We can’t stop talking about the migration in this wildlife report, but it’s because the migrants are always here! After strong showings in July and August, the herds of wildebeest continued to impress throughout September. River crossings were a daily occurrence and there were 35 crossings in the Mara River Tented Camp area, in the 30 days of the month. What follows is a photo essay of the sights – I think you’ll agree the images speak for themselves.
Download the full wildlife report here: Singita Lamai Wildlfie Report September 2013
About a week after the bulk of the Migration left Singita Grumeti, they began filtering into the area where Singita Mara River Tented Camp is located, in the remote Lamai Triangle, on the bank of the famous Mara River. They first arrived in the Kogatende area about 10 kilometres south of the camp and reachable by game drive. After a couple of days though, game drives were no longer necessary, as thousands of wildebeest congregated right across the river from camp. The numbers grew and grew, the great herds waiting until the last possible minute before they had to face the inevitable – crossing the croc-infested Mara River. Whether pushed in by the shoving behind them or out of pure bravery, the first wildebeest eventually made the leap of faith into the mighty Mara. Within a second of that first leap thousands followed. The crossing was a truly amazing spectacle. These wildebeests are not only susceptible to the dangerous jaws of the crocodiles, but also to each other. With the huge number of them crossing the river, individuals are also accidentally pushed under and drowned by their own kind.
Download the full wildlife report here: Singita Lamai Wildlife Report July 2013

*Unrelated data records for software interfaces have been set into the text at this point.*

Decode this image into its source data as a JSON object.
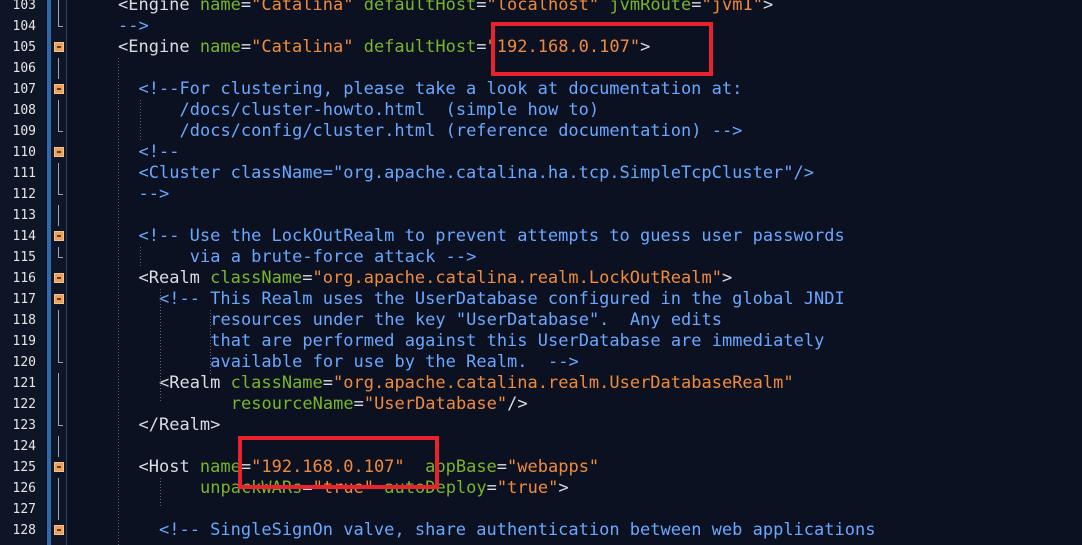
{
  "highlight_color": "#e8232e",
  "lines": [
    {
      "n": "103",
      "fold": "vline",
      "indent": 4,
      "tokens": [
        {
          "t": "<Engine ",
          "c": "tag"
        },
        {
          "t": "name",
          "c": "attr"
        },
        {
          "t": "=",
          "c": "plain"
        },
        {
          "t": "\"Catalina\"",
          "c": "val"
        },
        {
          "t": " ",
          "c": "plain"
        },
        {
          "t": "defaultHost",
          "c": "attr"
        },
        {
          "t": "=",
          "c": "plain"
        },
        {
          "t": "\"localhost\"",
          "c": "val"
        },
        {
          "t": " ",
          "c": "plain"
        },
        {
          "t": "jvmRoute",
          "c": "attr"
        },
        {
          "t": "=",
          "c": "plain"
        },
        {
          "t": "\"jvm1\"",
          "c": "val"
        },
        {
          "t": ">",
          "c": "tag"
        }
      ]
    },
    {
      "n": "104",
      "fold": "end",
      "indent": 4,
      "tokens": [
        {
          "t": "-->",
          "c": "com"
        }
      ]
    },
    {
      "n": "105",
      "fold": "box",
      "indent": 4,
      "tokens": [
        {
          "t": "<Engine ",
          "c": "tag"
        },
        {
          "t": "name",
          "c": "attr"
        },
        {
          "t": "=",
          "c": "plain"
        },
        {
          "t": "\"Catalina\"",
          "c": "val"
        },
        {
          "t": " ",
          "c": "plain"
        },
        {
          "t": "defaultHost",
          "c": "attr"
        },
        {
          "t": "=",
          "c": "plain"
        },
        {
          "t": "\"192.168.0.107\"",
          "c": "val"
        },
        {
          "t": ">",
          "c": "tag"
        }
      ]
    },
    {
      "n": "106",
      "fold": "vline",
      "indent": 0,
      "tokens": []
    },
    {
      "n": "107",
      "fold": "box",
      "indent": 6,
      "tokens": [
        {
          "t": "<!--For clustering, please take a look at documentation at:",
          "c": "com"
        }
      ]
    },
    {
      "n": "108",
      "fold": "vline",
      "indent": 10,
      "tokens": [
        {
          "t": "/docs/cluster-howto.html  (simple how to)",
          "c": "com"
        }
      ]
    },
    {
      "n": "109",
      "fold": "end",
      "indent": 10,
      "tokens": [
        {
          "t": "/docs/config/cluster.html (reference documentation) -->",
          "c": "com"
        }
      ]
    },
    {
      "n": "110",
      "fold": "box",
      "indent": 6,
      "tokens": [
        {
          "t": "<!--",
          "c": "com"
        }
      ]
    },
    {
      "n": "111",
      "fold": "vline",
      "indent": 6,
      "tokens": [
        {
          "t": "<Cluster className=\"org.apache.catalina.ha.tcp.SimpleTcpCluster\"/>",
          "c": "com"
        }
      ]
    },
    {
      "n": "112",
      "fold": "end",
      "indent": 6,
      "tokens": [
        {
          "t": "-->",
          "c": "com"
        }
      ]
    },
    {
      "n": "113",
      "fold": "vline",
      "indent": 0,
      "tokens": []
    },
    {
      "n": "114",
      "fold": "box",
      "indent": 6,
      "tokens": [
        {
          "t": "<!-- Use the LockOutRealm to prevent attempts to guess user passwords",
          "c": "com"
        }
      ]
    },
    {
      "n": "115",
      "fold": "end",
      "indent": 11,
      "tokens": [
        {
          "t": "via a brute-force attack -->",
          "c": "com"
        }
      ]
    },
    {
      "n": "116",
      "fold": "box",
      "indent": 6,
      "tokens": [
        {
          "t": "<Realm ",
          "c": "tag"
        },
        {
          "t": "className",
          "c": "attr"
        },
        {
          "t": "=",
          "c": "plain"
        },
        {
          "t": "\"org.apache.catalina.realm.LockOutRealm\"",
          "c": "val"
        },
        {
          "t": ">",
          "c": "tag"
        }
      ]
    },
    {
      "n": "117",
      "fold": "box",
      "indent": 8,
      "tokens": [
        {
          "t": "<!-- This Realm uses the UserDatabase configured in the global JNDI",
          "c": "com"
        }
      ]
    },
    {
      "n": "118",
      "fold": "vline",
      "indent": 13,
      "tokens": [
        {
          "t": "resources under the key \"UserDatabase\".  Any edits",
          "c": "com"
        }
      ]
    },
    {
      "n": "119",
      "fold": "vline",
      "indent": 13,
      "tokens": [
        {
          "t": "that are performed against this UserDatabase are immediately",
          "c": "com"
        }
      ]
    },
    {
      "n": "120",
      "fold": "end",
      "indent": 13,
      "tokens": [
        {
          "t": "available for use by the Realm.  -->",
          "c": "com"
        }
      ]
    },
    {
      "n": "121",
      "fold": "vline",
      "indent": 8,
      "tokens": [
        {
          "t": "<Realm ",
          "c": "tag"
        },
        {
          "t": "className",
          "c": "attr"
        },
        {
          "t": "=",
          "c": "plain"
        },
        {
          "t": "\"org.apache.catalina.realm.UserDatabaseRealm\"",
          "c": "val"
        }
      ]
    },
    {
      "n": "122",
      "fold": "vline",
      "indent": 15,
      "tokens": [
        {
          "t": "resourceName",
          "c": "attr"
        },
        {
          "t": "=",
          "c": "plain"
        },
        {
          "t": "\"UserDatabase\"",
          "c": "val"
        },
        {
          "t": "/>",
          "c": "tag"
        }
      ]
    },
    {
      "n": "123",
      "fold": "end",
      "indent": 6,
      "tokens": [
        {
          "t": "</Realm>",
          "c": "tag"
        }
      ]
    },
    {
      "n": "124",
      "fold": "vline",
      "indent": 0,
      "tokens": []
    },
    {
      "n": "125",
      "fold": "box",
      "indent": 6,
      "tokens": [
        {
          "t": "<Host ",
          "c": "tag"
        },
        {
          "t": "name",
          "c": "attr"
        },
        {
          "t": "=",
          "c": "plain"
        },
        {
          "t": "\"192.168.0.107\"",
          "c": "val"
        },
        {
          "t": "  ",
          "c": "plain"
        },
        {
          "t": "appBase",
          "c": "attr"
        },
        {
          "t": "=",
          "c": "plain"
        },
        {
          "t": "\"webapps\"",
          "c": "val"
        }
      ]
    },
    {
      "n": "126",
      "fold": "vline",
      "indent": 12,
      "tokens": [
        {
          "t": "unpackWARs",
          "c": "attr"
        },
        {
          "t": "=",
          "c": "plain"
        },
        {
          "t": "\"true\"",
          "c": "val"
        },
        {
          "t": " ",
          "c": "plain"
        },
        {
          "t": "autoDeploy",
          "c": "attr"
        },
        {
          "t": "=",
          "c": "plain"
        },
        {
          "t": "\"true\"",
          "c": "val"
        },
        {
          "t": ">",
          "c": "tag"
        }
      ]
    },
    {
      "n": "127",
      "fold": "vline",
      "indent": 0,
      "tokens": []
    },
    {
      "n": "128",
      "fold": "box",
      "indent": 8,
      "tokens": [
        {
          "t": "<!-- SingleSignOn valve, share authentication between web applications",
          "c": "com"
        }
      ]
    }
  ]
}
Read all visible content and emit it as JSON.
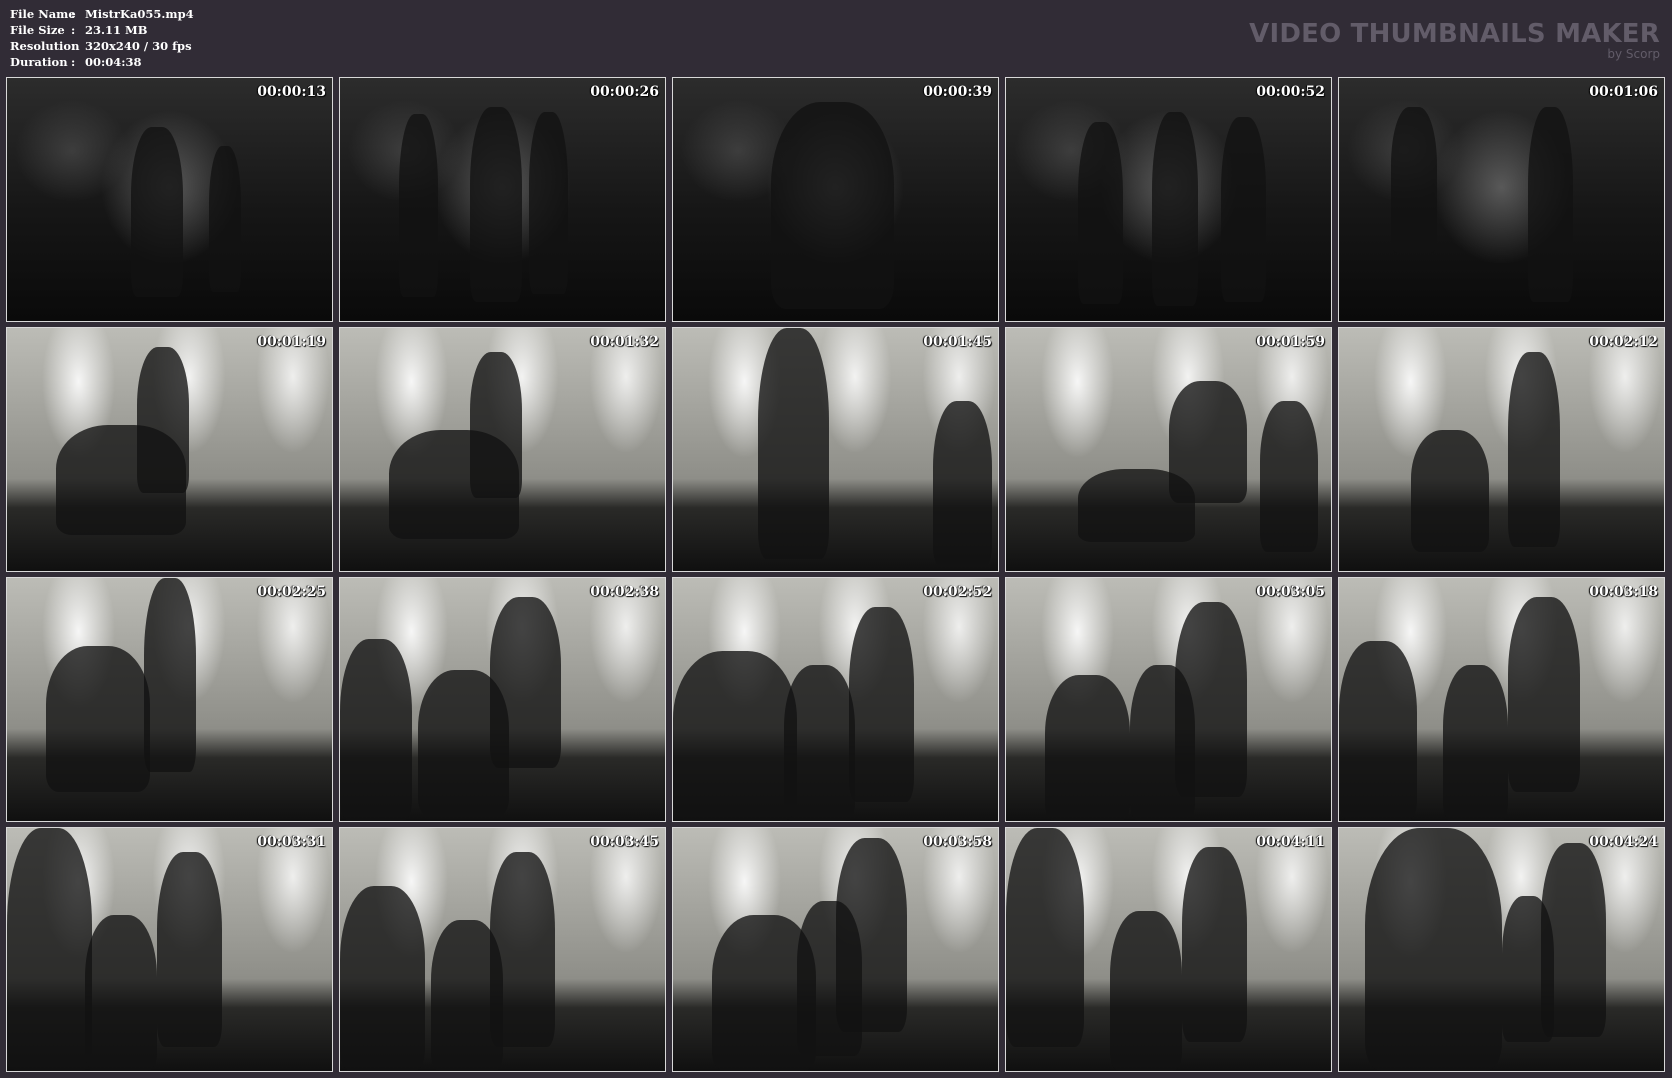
{
  "file_info": {
    "rows": [
      {
        "label": "File Name",
        "sep": ":",
        "value": "MistrKa055.mp4"
      },
      {
        "label": "File Size",
        "sep": ":",
        "value": "23.11 MB"
      },
      {
        "label": "Resolution",
        "sep": ":",
        "value": "320x240 / 30 fps"
      },
      {
        "label": "Duration",
        "sep": ":",
        "value": "00:04:38"
      }
    ]
  },
  "brand": {
    "title": "VIDEO THUMBNAILS MAKER",
    "subtitle": "by Scorp"
  },
  "thumbnails": [
    {
      "timestamp": "00:00:13",
      "tone": "dark"
    },
    {
      "timestamp": "00:00:26",
      "tone": "dark"
    },
    {
      "timestamp": "00:00:39",
      "tone": "dark"
    },
    {
      "timestamp": "00:00:52",
      "tone": "dark"
    },
    {
      "timestamp": "00:01:06",
      "tone": "dark"
    },
    {
      "timestamp": "00:01:19",
      "tone": "light"
    },
    {
      "timestamp": "00:01:32",
      "tone": "light"
    },
    {
      "timestamp": "00:01:45",
      "tone": "light"
    },
    {
      "timestamp": "00:01:59",
      "tone": "light"
    },
    {
      "timestamp": "00:02:12",
      "tone": "light"
    },
    {
      "timestamp": "00:02:25",
      "tone": "light"
    },
    {
      "timestamp": "00:02:38",
      "tone": "light"
    },
    {
      "timestamp": "00:02:52",
      "tone": "light"
    },
    {
      "timestamp": "00:03:05",
      "tone": "light"
    },
    {
      "timestamp": "00:03:18",
      "tone": "light"
    },
    {
      "timestamp": "00:03:31",
      "tone": "light"
    },
    {
      "timestamp": "00:03:45",
      "tone": "light"
    },
    {
      "timestamp": "00:03:58",
      "tone": "light"
    },
    {
      "timestamp": "00:04:11",
      "tone": "light"
    },
    {
      "timestamp": "00:04:24",
      "tone": "light"
    }
  ],
  "colors": {
    "background": "#312c36",
    "brand_text": "#625c69",
    "thumb_border": "#d8d8d8",
    "text": "#ffffff"
  }
}
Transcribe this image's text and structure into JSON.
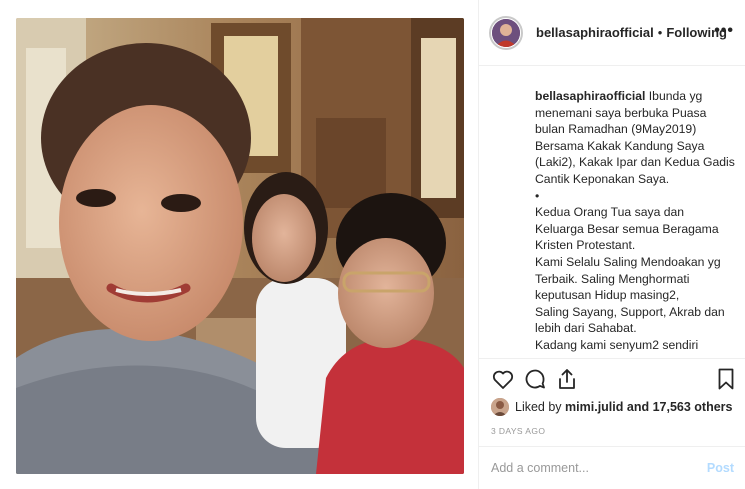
{
  "header": {
    "username": "bellasaphiraofficial",
    "separator": "•",
    "follow_state": "Following",
    "more_icon": "more-horizontal-icon"
  },
  "caption": {
    "username": "bellasaphiraofficial",
    "lines": [
      "Ibunda yg menemani saya berbuka Puasa bulan Ramadhan (9May2019)",
      "Bersama Kakak Kandung Saya (Laki2), Kakak Ipar dan Kedua Gadis Cantik Keponakan Saya.",
      "•",
      "Kedua Orang Tua saya dan Keluarga Besar semua Beragama Kristen Protestant.",
      "Kami Selalu Saling Mendoakan yg Terbaik. Saling Menghormati keputusan Hidup masing2,",
      "Saling Sayang, Support, Akrab dan lebih dari Sahabat.",
      "Kadang kami senyum2 sendiri"
    ]
  },
  "actions": {
    "like_icon": "heart-icon",
    "comment_icon": "comment-icon",
    "share_icon": "share-icon",
    "save_icon": "bookmark-icon"
  },
  "likes": {
    "prefix": "Liked by",
    "user": "mimi.julid",
    "suffix": "and 17,563 others"
  },
  "timestamp": "3 DAYS AGO",
  "comment": {
    "placeholder": "Add a comment...",
    "post_label": "Post"
  },
  "carousel": {
    "next_icon": "chevron-right-icon",
    "glyph": "›"
  },
  "colors": {
    "link_disabled": "#b3dbff",
    "border": "#efefef",
    "muted": "#999999"
  }
}
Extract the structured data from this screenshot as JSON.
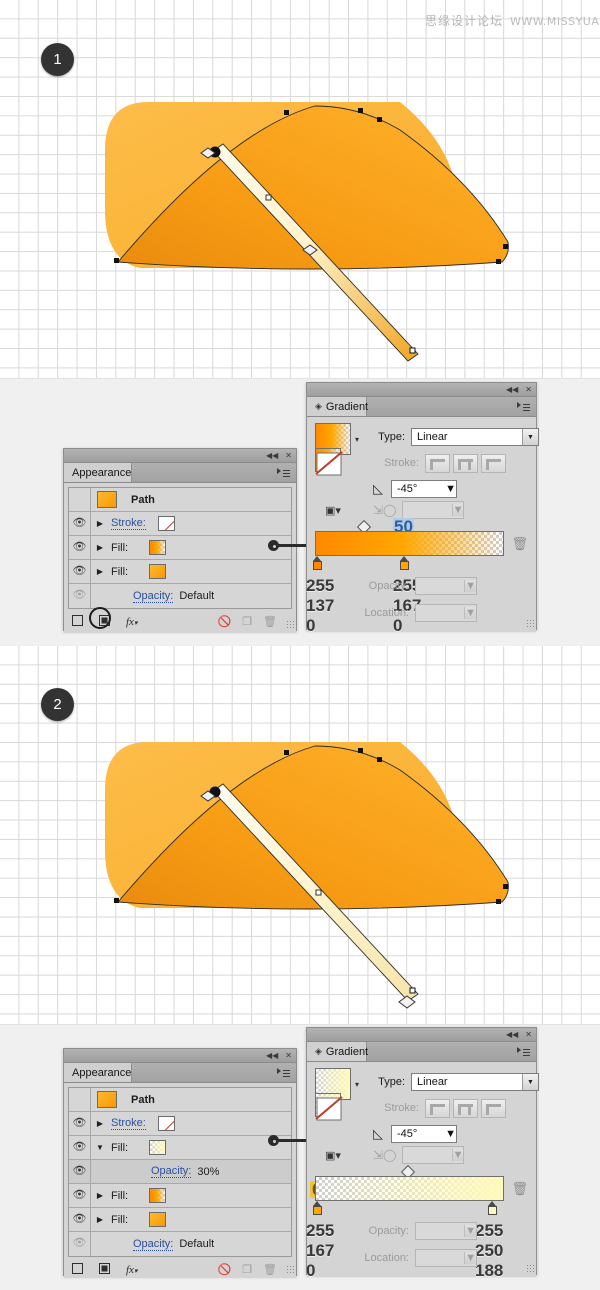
{
  "watermark": {
    "cn": "思缘设计论坛",
    "url": "WWW.MISSYUAN.COM"
  },
  "steps": [
    {
      "number": "1"
    },
    {
      "number": "2"
    }
  ],
  "panels": {
    "appearance1": {
      "tab_label": "Appearance",
      "rows": [
        {
          "eye": "",
          "arrow": "",
          "label": "Path",
          "value": "",
          "swatch": "solid-orange"
        },
        {
          "eye": "eye-icon",
          "arrow": "▶",
          "label": "Stroke:",
          "value": "",
          "swatch": "none"
        },
        {
          "eye": "eye-icon",
          "arrow": "▶",
          "label": "Fill:",
          "value": "",
          "swatch": "gradient-orange"
        },
        {
          "eye": "eye-icon",
          "arrow": "▶",
          "label": "Fill:",
          "value": "",
          "swatch": "solid-orange"
        },
        {
          "eye": "eye-icon-dim",
          "arrow": "",
          "label": "Opacity:",
          "value": "Default",
          "swatch": ""
        }
      ],
      "footer": {
        "add_new_stroke": "new-stroke-button",
        "add_new_fill": "new-fill-button",
        "fx": "fx",
        "clear": "clear-appearance-button",
        "duplicate": "duplicate-item-button",
        "delete": "delete-item-button"
      }
    },
    "gradient1": {
      "tab_label": "Gradient",
      "type_label": "Type:",
      "type_value": "Linear",
      "stroke_label": "Stroke:",
      "angle_value": "-45°",
      "opacity_label": "Opacity:",
      "opacity_value": "",
      "location_label": "Location:",
      "location_value": "",
      "annotation_location": "50",
      "annotation_zero": "0",
      "stops": [
        {
          "r": "255",
          "g": "137",
          "b": "0",
          "color": "#ff8900",
          "pos": 0
        },
        {
          "r": "255",
          "g": "167",
          "b": "0",
          "color": "#ffa700",
          "pos": 46
        }
      ]
    },
    "appearance2": {
      "tab_label": "Appearance",
      "rows": [
        {
          "eye": "",
          "arrow": "",
          "label": "Path",
          "value": "",
          "swatch": "solid-orange"
        },
        {
          "eye": "eye-icon",
          "arrow": "▶",
          "label": "Stroke:",
          "value": "",
          "swatch": "none"
        },
        {
          "eye": "eye-icon",
          "arrow": "▼",
          "label": "Fill:",
          "value": "",
          "swatch": "gradient-pale"
        },
        {
          "eye": "eye-icon",
          "arrow": "",
          "label": "Opacity:",
          "value": "30%",
          "swatch": ""
        },
        {
          "eye": "eye-icon",
          "arrow": "▶",
          "label": "Fill:",
          "value": "",
          "swatch": "gradient-orange"
        },
        {
          "eye": "eye-icon",
          "arrow": "▶",
          "label": "Fill:",
          "value": "",
          "swatch": "solid-orange"
        },
        {
          "eye": "eye-icon-dim",
          "arrow": "",
          "label": "Opacity:",
          "value": "Default",
          "swatch": ""
        }
      ]
    },
    "gradient2": {
      "tab_label": "Gradient",
      "type_label": "Type:",
      "type_value": "Linear",
      "stroke_label": "Stroke:",
      "angle_value": "-45°",
      "opacity_label": "Opacity:",
      "opacity_value": "",
      "location_label": "Location:",
      "location_value": "",
      "annotation_zero": "0",
      "stops": [
        {
          "r": "255",
          "g": "167",
          "b": "0",
          "color": "#ffa700",
          "pos": 0
        },
        {
          "r": "255",
          "g": "250",
          "b": "188",
          "color": "#fffabc",
          "pos": 100
        }
      ]
    }
  },
  "artwork": {
    "canopy_back_color": "#fcb73c",
    "canopy_front_light": "#ffad1f",
    "canopy_front_dark": "#ef8f12",
    "pole_light": "#fff6d8",
    "pole_dark": "#f2a01c"
  }
}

Singita Kruger National Park is very fortunate in terms of the diversity of botany in the area. This is based on a difference in the soils and topography in the east, with the rhyolite-based Lebombo mountains, versus the west with its extremely fertile basaltic soils and relatively flat grasslands. Flora, like fauna, has its preferences to where it likes to live, and the differences in soil type and topography allows for a wonderful spectrum. There are two particularly prominent trees that grow in the area. They are very much cactus-like plants, but are in fact from the euphorbia family. They certainly do give the atmosphere of a great Western movie! The trees are incredibly picturesque and generally grow in areas that receive a limited amount of rainfall. The first of the euphorbias is the Transvaal candelabra euphorbia (Euphorbia cooperi). This is identified by its beautiful branches with what can be described as upside down heart-shaped lobes. It typically grows on rocky ridges, but it is less reliant on these ridges than the similar Lebombo euphorbia. The more ‘cucumber’ shaped lobes of the Lebombo Euphorbia tree, with the flowers starting to come through as we approach winter. Trees of the euphorbia family have a white milky latex and are extremely toxic. They can be very dangerous to the eyes, and cause blisters and irritation to the skin if not handled with extreme care. Despite this, the traditional uses are fairly varied – they include using it as a fish poison, purgative, poison for hunting arrows and for treating lesions and wounds on cattle. As a result, the tree is not eaten by many animals. One animal that is known to browse certain euphorbias is the black rhinoceros, and it is thought to be for its stomach cleansing properties.
Download the full wildlife report here: Singita Kruger National Park Wildlife Report April 2013
- Average minimum 12.6˚C (59.3˚F)
- Average maximum 28.7˚C (81.1˚F)
- Minimum recorded 08.0˚C (53.6˚F)
- Maximum recorded 35.0˚C (91.4˚F)
- For the period: 66 mm
- For the year to date: 385.5 mm
In the northern portion of the Serengeti National Park lies an area known as the Lamai Triangle, it is from here that I write this. The Lamai Triangle lies between the Mara River in the south with the Kenyan border and adjacent Serengeti National Park Border making up the other two sides. It is an area of 779 square kilometres (approximately 300 square miles) made up predominately of open grass plains. The Lamai Triangle was only incorporated into the Serengeti National Park in 1965, a move that has, without doubt, been of benefit to the great wildebeest migration. The Lamai Triangle is known as one of the best all year round game viewing destinations in the world, when the wildebeest and zebra are not migrating through this area there are large herds of resident game, such as buffalo, elephant and eland.